ABOUT THIS TASK: Set down every entry below exactly as it stands.

MATERIAL TO PROCESS:
━━━━━━━━

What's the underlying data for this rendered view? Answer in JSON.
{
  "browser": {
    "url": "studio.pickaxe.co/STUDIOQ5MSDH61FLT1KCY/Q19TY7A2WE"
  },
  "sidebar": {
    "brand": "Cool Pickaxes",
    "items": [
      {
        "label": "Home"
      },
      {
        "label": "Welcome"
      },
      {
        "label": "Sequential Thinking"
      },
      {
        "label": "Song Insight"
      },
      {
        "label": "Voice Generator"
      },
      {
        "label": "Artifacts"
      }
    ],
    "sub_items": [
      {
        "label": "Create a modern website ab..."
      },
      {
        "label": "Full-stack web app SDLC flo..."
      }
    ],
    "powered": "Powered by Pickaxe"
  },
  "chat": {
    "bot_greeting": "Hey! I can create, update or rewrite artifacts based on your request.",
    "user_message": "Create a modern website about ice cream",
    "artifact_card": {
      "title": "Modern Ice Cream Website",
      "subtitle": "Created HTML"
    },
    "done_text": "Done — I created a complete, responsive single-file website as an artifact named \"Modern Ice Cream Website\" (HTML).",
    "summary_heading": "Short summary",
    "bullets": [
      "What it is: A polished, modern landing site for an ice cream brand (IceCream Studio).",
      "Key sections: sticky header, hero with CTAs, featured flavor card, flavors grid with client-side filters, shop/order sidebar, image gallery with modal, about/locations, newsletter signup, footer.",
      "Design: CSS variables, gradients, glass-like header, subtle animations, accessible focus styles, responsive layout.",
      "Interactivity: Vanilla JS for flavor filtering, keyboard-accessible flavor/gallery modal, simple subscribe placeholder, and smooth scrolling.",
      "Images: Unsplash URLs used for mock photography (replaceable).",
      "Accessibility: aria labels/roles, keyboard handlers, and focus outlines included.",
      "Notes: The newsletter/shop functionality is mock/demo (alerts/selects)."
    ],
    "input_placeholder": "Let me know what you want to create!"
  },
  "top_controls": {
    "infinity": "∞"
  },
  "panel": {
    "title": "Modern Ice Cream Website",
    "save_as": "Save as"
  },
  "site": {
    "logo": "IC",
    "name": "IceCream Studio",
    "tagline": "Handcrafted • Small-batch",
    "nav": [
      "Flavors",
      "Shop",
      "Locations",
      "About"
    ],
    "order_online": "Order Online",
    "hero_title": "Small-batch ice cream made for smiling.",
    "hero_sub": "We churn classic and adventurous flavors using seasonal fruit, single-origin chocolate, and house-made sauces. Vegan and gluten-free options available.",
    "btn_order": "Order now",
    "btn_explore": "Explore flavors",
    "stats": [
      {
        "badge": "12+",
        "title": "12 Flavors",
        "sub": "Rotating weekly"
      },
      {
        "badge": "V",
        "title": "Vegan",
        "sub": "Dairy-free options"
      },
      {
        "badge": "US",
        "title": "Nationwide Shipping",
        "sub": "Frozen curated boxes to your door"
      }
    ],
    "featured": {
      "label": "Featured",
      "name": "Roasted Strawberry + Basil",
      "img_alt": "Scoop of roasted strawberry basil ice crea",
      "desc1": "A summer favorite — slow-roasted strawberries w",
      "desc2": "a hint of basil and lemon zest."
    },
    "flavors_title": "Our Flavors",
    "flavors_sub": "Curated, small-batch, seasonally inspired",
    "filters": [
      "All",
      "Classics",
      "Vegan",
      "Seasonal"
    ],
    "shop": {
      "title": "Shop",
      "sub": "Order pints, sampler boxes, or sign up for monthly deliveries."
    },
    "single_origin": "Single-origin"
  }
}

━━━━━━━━

EXERCISE ANSWER:
What's the underlying data for this rendered view? Answer in JSON.
{
  "browser": {
    "url": "studio.pickaxe.co/STUDIOQ5MSDH61FLT1KCY/Q19TY7A2WE"
  },
  "sidebar": {
    "brand": "Cool Pickaxes",
    "items": [
      {
        "label": "Home"
      },
      {
        "label": "Welcome"
      },
      {
        "label": "Sequential Thinking"
      },
      {
        "label": "Song Insight"
      },
      {
        "label": "Voice Generator"
      },
      {
        "label": "Artifacts"
      }
    ],
    "sub_items": [
      {
        "label": "Create a modern website ab..."
      },
      {
        "label": "Full-stack web app SDLC flo..."
      }
    ],
    "powered": "Powered by Pickaxe"
  },
  "chat": {
    "bot_greeting": "Hey! I can create, update or rewrite artifacts based on your request.",
    "user_message": "Create a modern website about ice cream",
    "artifact_card": {
      "title": "Modern Ice Cream Website",
      "subtitle": "Created HTML"
    },
    "done_text": "Done — I created a complete, responsive single-file website as an artifact named \"Modern Ice Cream Website\" (HTML).",
    "summary_heading": "Short summary",
    "bullets": [
      "What it is: A polished, modern landing site for an ice cream brand (IceCream Studio).",
      "Key sections: sticky header, hero with CTAs, featured flavor card, flavors grid with client-side filters, shop/order sidebar, image gallery with modal, about/locations, newsletter signup, footer.",
      "Design: CSS variables, gradients, glass-like header, subtle animations, accessible focus styles, responsive layout.",
      "Interactivity: Vanilla JS for flavor filtering, keyboard-accessible flavor/gallery modal, simple subscribe placeholder, and smooth scrolling.",
      "Images: Unsplash URLs used for mock photography (replaceable).",
      "Accessibility: aria labels/roles, keyboard handlers, and focus outlines included.",
      "Notes: The newsletter/shop functionality is mock/demo (alerts/selects)."
    ],
    "input_placeholder": "Let me know what you want to create!"
  },
  "top_controls": {
    "infinity": "∞"
  },
  "panel": {
    "title": "Modern Ice Cream Website",
    "save_as": "Save as"
  },
  "site": {
    "logo": "IC",
    "name": "IceCream Studio",
    "tagline": "Handcrafted • Small-batch",
    "nav": [
      "Flavors",
      "Shop",
      "Locations",
      "About"
    ],
    "order_online": "Order Online",
    "hero_title": "Small-batch ice cream made for smiling.",
    "hero_sub": "We churn classic and adventurous flavors using seasonal fruit, single-origin chocolate, and house-made sauces. Vegan and gluten-free options available.",
    "btn_order": "Order now",
    "btn_explore": "Explore flavors",
    "stats": [
      {
        "badge": "12+",
        "title": "12 Flavors",
        "sub": "Rotating weekly"
      },
      {
        "badge": "V",
        "title": "Vegan",
        "sub": "Dairy-free options"
      },
      {
        "badge": "US",
        "title": "Nationwide Shipping",
        "sub": "Frozen curated boxes to your door"
      }
    ],
    "featured": {
      "label": "Featured",
      "name": "Roasted Strawberry + Basil",
      "img_alt": "Scoop of roasted strawberry basil ice crea",
      "desc1": "A summer favorite — slow-roasted strawberries w",
      "desc2": "a hint of basil and lemon zest."
    },
    "flavors_title": "Our Flavors",
    "flavors_sub": "Curated, small-batch, seasonally inspired",
    "filters": [
      "All",
      "Classics",
      "Vegan",
      "Seasonal"
    ],
    "shop": {
      "title": "Shop",
      "sub": "Order pints, sampler boxes, or sign up for monthly deliveries."
    },
    "single_origin": "Single-origin"
  }
}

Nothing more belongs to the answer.